#### [What to produce]
Return the whole listing, line for line, without the pictures in it.

- - -

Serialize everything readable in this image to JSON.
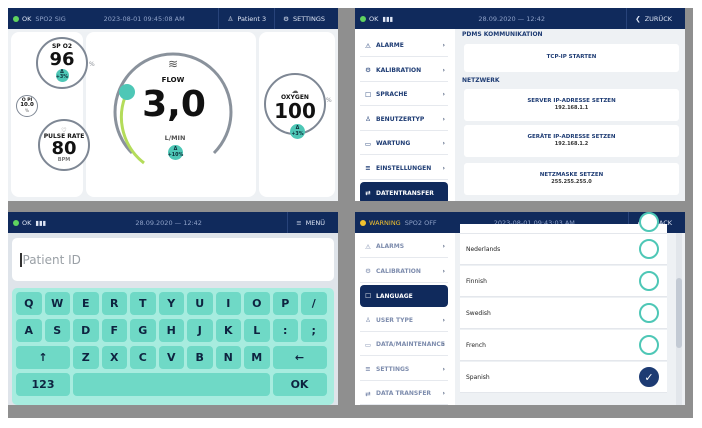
{
  "p1": {
    "status": "OK",
    "spo2_icon_label": "SPO2 SIG",
    "datetime": "2023-08-01 09:45:08 AM",
    "patient": "Patient 3",
    "settings": "SETTINGS",
    "spo2_label": "SP O2",
    "spo2_value": "96",
    "spo2_unit": "%",
    "spo2_badge": "+3%",
    "pi_label": "O PI",
    "pi_value": "10.0",
    "pi_unit": "%",
    "pr_label": "PULSE RATE",
    "pr_value": "80",
    "pr_unit": "BPM",
    "flow_label": "FLOW",
    "flow_value": "3,0",
    "flow_unit": "L/MIN",
    "flow_badge": "+10%",
    "oxy_label": "OXYGEN",
    "oxy_value": "100",
    "oxy_unit": "%",
    "oxy_badge": "+3%"
  },
  "p2": {
    "status": "OK",
    "datetime": "28.09.2020 — 12:42",
    "back": "ZURÜCK",
    "menu": [
      {
        "icon": "bell-icon",
        "glyph": "⚠",
        "label": "ALARME"
      },
      {
        "icon": "calibration-icon",
        "glyph": "⚙",
        "label": "KALIBRATION"
      },
      {
        "icon": "chat-icon",
        "glyph": "☐",
        "label": "SPRACHE"
      },
      {
        "icon": "user-icon",
        "glyph": "♙",
        "label": "BENUTZERTYP"
      },
      {
        "icon": "monitor-icon",
        "glyph": "▭",
        "label": "WARTUNG"
      },
      {
        "icon": "sliders-icon",
        "glyph": "≡",
        "label": "EINSTELLUNGEN"
      },
      {
        "icon": "transfer-icon",
        "glyph": "⇄",
        "label": "DATENTRANSFER"
      }
    ],
    "section1": "PDMS KOMMUNIKATION",
    "tcp_button": "TCP-IP STARTEN",
    "section2": "NETZWERK",
    "ip_button": "SERVER IP-ADRESSE SETZEN",
    "ip_value": "192.168.1.1",
    "dev_button": "GERÄTE IP-ADRESSE SETZEN",
    "dev_value": "192.168.1.2",
    "mask_button": "NETZMASKE SETZEN",
    "mask_value": "255.255.255.0"
  },
  "p3": {
    "status": "OK",
    "datetime": "28.09.2020 — 12:42",
    "menu_label": "MENÜ",
    "placeholder": "Patient ID",
    "row1": [
      "Q",
      "W",
      "E",
      "R",
      "T",
      "Y",
      "U",
      "I",
      "O",
      "P",
      "/"
    ],
    "row2": [
      "A",
      "S",
      "D",
      "F",
      "G",
      "H",
      "J",
      "K",
      "L",
      ":",
      ";"
    ],
    "row3": [
      "↑",
      "Z",
      "X",
      "C",
      "V",
      "B",
      "N",
      "M",
      "←"
    ],
    "mode_key": "123",
    "ok_key": "OK"
  },
  "p4": {
    "status": "WARNING",
    "spo2_off": "SPO2 OFF",
    "datetime": "2023-08-01 09:43:03 AM",
    "back": "BACK",
    "menu": [
      {
        "icon": "bell-icon",
        "glyph": "⚠",
        "label": "ALARMS"
      },
      {
        "icon": "calibration-icon",
        "glyph": "⚙",
        "label": "CALIBRATION"
      },
      {
        "icon": "chat-icon",
        "glyph": "☐",
        "label": "LANGUAGE"
      },
      {
        "icon": "user-icon",
        "glyph": "♙",
        "label": "USER TYPE"
      },
      {
        "icon": "monitor-icon",
        "glyph": "▭",
        "label": "DATA/MAINTENANCE"
      },
      {
        "icon": "sliders-icon",
        "glyph": "≡",
        "label": "SETTINGS"
      },
      {
        "icon": "transfer-icon",
        "glyph": "⇄",
        "label": "DATA TRANSFER"
      }
    ],
    "languages": [
      "Nederlands",
      "Finnish",
      "Swedish",
      "French",
      "Spanish"
    ],
    "selected": "Spanish"
  },
  "colors": {
    "navy": "#102a5c",
    "teal": "#4ec7b6",
    "key": "#6fd9c6",
    "keyboard": "#a7ecdf"
  }
}
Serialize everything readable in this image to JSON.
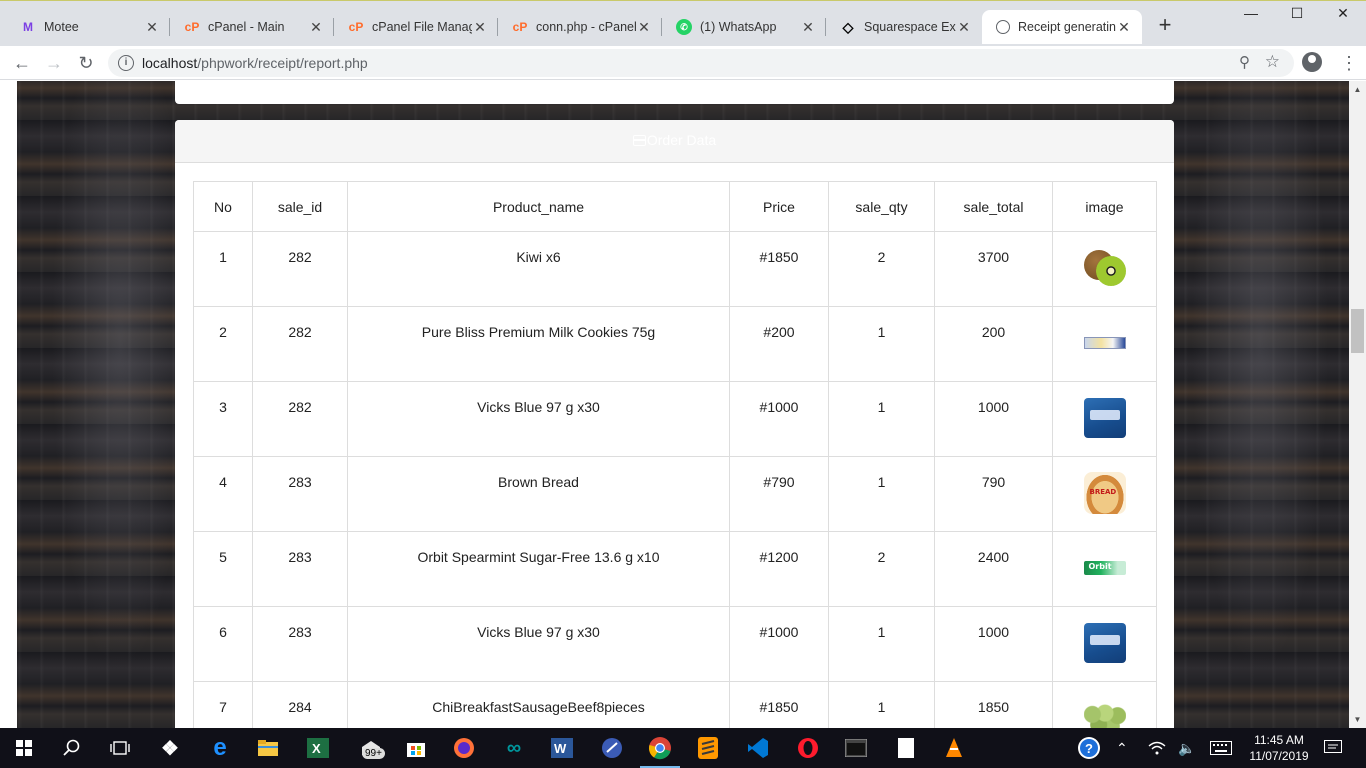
{
  "browser": {
    "tabs": [
      {
        "title": "Motee",
        "favicon": "motee-logo-icon",
        "active": false
      },
      {
        "title": "cPanel - Main",
        "favicon": "cpanel-icon",
        "active": false
      },
      {
        "title": "cPanel File Manag",
        "favicon": "cpanel-icon",
        "active": false
      },
      {
        "title": "conn.php - cPanel",
        "favicon": "cpanel-icon",
        "active": false
      },
      {
        "title": "(1) WhatsApp",
        "favicon": "whatsapp-icon",
        "active": false
      },
      {
        "title": "Squarespace Expe",
        "favicon": "squarespace-icon",
        "active": false
      },
      {
        "title": "Receipt generating",
        "favicon": "globe-icon",
        "active": true
      }
    ],
    "url_host": "localhost",
    "url_path": "/phpwork/receipt/report.php"
  },
  "panel": {
    "heading": "Order Data"
  },
  "table": {
    "headers": [
      "No",
      "sale_id",
      "Product_name",
      "Price",
      "sale_qty",
      "sale_total",
      "image"
    ],
    "rows": [
      {
        "no": "1",
        "sale_id": "282",
        "product": "Kiwi x6",
        "price": "#1850",
        "qty": "2",
        "total": "3700",
        "image": "kiwi-image"
      },
      {
        "no": "2",
        "sale_id": "282",
        "product": "Pure Bliss Premium Milk Cookies 75g",
        "price": "#200",
        "qty": "1",
        "total": "200",
        "image": "cookie-pack-image"
      },
      {
        "no": "3",
        "sale_id": "282",
        "product": "Vicks Blue 97 g x30",
        "price": "#1000",
        "qty": "1",
        "total": "1000",
        "image": "vicks-pack-image"
      },
      {
        "no": "4",
        "sale_id": "283",
        "product": "Brown Bread",
        "price": "#790",
        "qty": "1",
        "total": "790",
        "image": "bread-image"
      },
      {
        "no": "5",
        "sale_id": "283",
        "product": "Orbit Spearmint Sugar-Free 13.6 g x10",
        "price": "#1200",
        "qty": "2",
        "total": "2400",
        "image": "orbit-gum-image"
      },
      {
        "no": "6",
        "sale_id": "283",
        "product": "Vicks Blue 97 g x30",
        "price": "#1000",
        "qty": "1",
        "total": "1000",
        "image": "vicks-pack-image"
      },
      {
        "no": "7",
        "sale_id": "284",
        "product": "ChiBreakfastSausageBeef8pieces",
        "price": "#1850",
        "qty": "1",
        "total": "1850",
        "image": "sausage-image"
      }
    ]
  },
  "taskbar": {
    "notification_badge": "99+",
    "time": "11:45 AM",
    "date": "11/07/2019"
  }
}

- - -

#### [Response to this exercise]
Serialize everything readable in this image to JSON.
{
  "p1": {
    "status": "OK",
    "spo2_icon_label": "SPO2 SIG",
    "datetime": "2023-08-01 09:45:08 AM",
    "patient": "Patient 3",
    "settings": "SETTINGS",
    "spo2_label": "SP O2",
    "spo2_value": "96",
    "spo2_unit": "%",
    "spo2_badge": "+3%",
    "pi_label": "O PI",
    "pi_value": "10.0",
    "pi_unit": "%",
    "pr_label": "PULSE RATE",
    "pr_value": "80",
    "pr_unit": "BPM",
    "flow_label": "FLOW",
    "flow_value": "3,0",
    "flow_unit": "L/MIN",
    "flow_badge": "+10%",
    "oxy_label": "OXYGEN",
    "oxy_value": "100",
    "oxy_unit": "%",
    "oxy_badge": "+3%"
  },
  "p2": {
    "status": "OK",
    "datetime": "28.09.2020 — 12:42",
    "back": "ZURÜCK",
    "menu": [
      {
        "icon": "bell-icon",
        "glyph": "⚠",
        "label": "ALARME"
      },
      {
        "icon": "calibration-icon",
        "glyph": "⚙",
        "label": "KALIBRATION"
      },
      {
        "icon": "chat-icon",
        "glyph": "☐",
        "label": "SPRACHE"
      },
      {
        "icon": "user-icon",
        "glyph": "♙",
        "label": "BENUTZERTYP"
      },
      {
        "icon": "monitor-icon",
        "glyph": "▭",
        "label": "WARTUNG"
      },
      {
        "icon": "sliders-icon",
        "glyph": "≡",
        "label": "EINSTELLUNGEN"
      },
      {
        "icon": "transfer-icon",
        "glyph": "⇄",
        "label": "DATENTRANSFER"
      }
    ],
    "section1": "PDMS KOMMUNIKATION",
    "tcp_button": "TCP-IP STARTEN",
    "section2": "NETZWERK",
    "ip_button": "SERVER IP-ADRESSE SETZEN",
    "ip_value": "192.168.1.1",
    "dev_button": "GERÄTE IP-ADRESSE SETZEN",
    "dev_value": "192.168.1.2",
    "mask_button": "NETZMASKE SETZEN",
    "mask_value": "255.255.255.0"
  },
  "p3": {
    "status": "OK",
    "datetime": "28.09.2020 — 12:42",
    "menu_label": "MENÜ",
    "placeholder": "Patient ID",
    "row1": [
      "Q",
      "W",
      "E",
      "R",
      "T",
      "Y",
      "U",
      "I",
      "O",
      "P",
      "/"
    ],
    "row2": [
      "A",
      "S",
      "D",
      "F",
      "G",
      "H",
      "J",
      "K",
      "L",
      ":",
      ";"
    ],
    "row3": [
      "↑",
      "Z",
      "X",
      "C",
      "V",
      "B",
      "N",
      "M",
      "←"
    ],
    "mode_key": "123",
    "ok_key": "OK"
  },
  "p4": {
    "status": "WARNING",
    "spo2_off": "SPO2 OFF",
    "datetime": "2023-08-01 09:43:03 AM",
    "back": "BACK",
    "menu": [
      {
        "icon": "bell-icon",
        "glyph": "⚠",
        "label": "ALARMS"
      },
      {
        "icon": "calibration-icon",
        "glyph": "⚙",
        "label": "CALIBRATION"
      },
      {
        "icon": "chat-icon",
        "glyph": "☐",
        "label": "LANGUAGE"
      },
      {
        "icon": "user-icon",
        "glyph": "♙",
        "label": "USER TYPE"
      },
      {
        "icon": "monitor-icon",
        "glyph": "▭",
        "label": "DATA/MAINTENANCE"
      },
      {
        "icon": "sliders-icon",
        "glyph": "≡",
        "label": "SETTINGS"
      },
      {
        "icon": "transfer-icon",
        "glyph": "⇄",
        "label": "DATA TRANSFER"
      }
    ],
    "languages": [
      "Nederlands",
      "Finnish",
      "Swedish",
      "French",
      "Spanish"
    ],
    "selected": "Spanish"
  },
  "colors": {
    "navy": "#102a5c",
    "teal": "#4ec7b6",
    "key": "#6fd9c6",
    "keyboard": "#a7ecdf"
  }
}
Serialize everything readable in this image to JSON.
{
  "browser": {
    "tabs": [
      {
        "title": "Motee",
        "favicon": "motee-logo-icon",
        "active": false
      },
      {
        "title": "cPanel - Main",
        "favicon": "cpanel-icon",
        "active": false
      },
      {
        "title": "cPanel File Manag",
        "favicon": "cpanel-icon",
        "active": false
      },
      {
        "title": "conn.php - cPanel",
        "favicon": "cpanel-icon",
        "active": false
      },
      {
        "title": "(1) WhatsApp",
        "favicon": "whatsapp-icon",
        "active": false
      },
      {
        "title": "Squarespace Expe",
        "favicon": "squarespace-icon",
        "active": false
      },
      {
        "title": "Receipt generating",
        "favicon": "globe-icon",
        "active": true
      }
    ],
    "url_host": "localhost",
    "url_path": "/phpwork/receipt/report.php"
  },
  "panel": {
    "heading": "Order Data"
  },
  "table": {
    "headers": [
      "No",
      "sale_id",
      "Product_name",
      "Price",
      "sale_qty",
      "sale_total",
      "image"
    ],
    "rows": [
      {
        "no": "1",
        "sale_id": "282",
        "product": "Kiwi x6",
        "price": "#1850",
        "qty": "2",
        "total": "3700",
        "image": "kiwi-image"
      },
      {
        "no": "2",
        "sale_id": "282",
        "product": "Pure Bliss Premium Milk Cookies 75g",
        "price": "#200",
        "qty": "1",
        "total": "200",
        "image": "cookie-pack-image"
      },
      {
        "no": "3",
        "sale_id": "282",
        "product": "Vicks Blue 97 g x30",
        "price": "#1000",
        "qty": "1",
        "total": "1000",
        "image": "vicks-pack-image"
      },
      {
        "no": "4",
        "sale_id": "283",
        "product": "Brown Bread",
        "price": "#790",
        "qty": "1",
        "total": "790",
        "image": "bread-image"
      },
      {
        "no": "5",
        "sale_id": "283",
        "product": "Orbit Spearmint Sugar-Free 13.6 g x10",
        "price": "#1200",
        "qty": "2",
        "total": "2400",
        "image": "orbit-gum-image"
      },
      {
        "no": "6",
        "sale_id": "283",
        "product": "Vicks Blue 97 g x30",
        "price": "#1000",
        "qty": "1",
        "total": "1000",
        "image": "vicks-pack-image"
      },
      {
        "no": "7",
        "sale_id": "284",
        "product": "ChiBreakfastSausageBeef8pieces",
        "price": "#1850",
        "qty": "1",
        "total": "1850",
        "image": "sausage-image"
      }
    ]
  },
  "taskbar": {
    "notification_badge": "99+",
    "time": "11:45 AM",
    "date": "11/07/2019"
  }
}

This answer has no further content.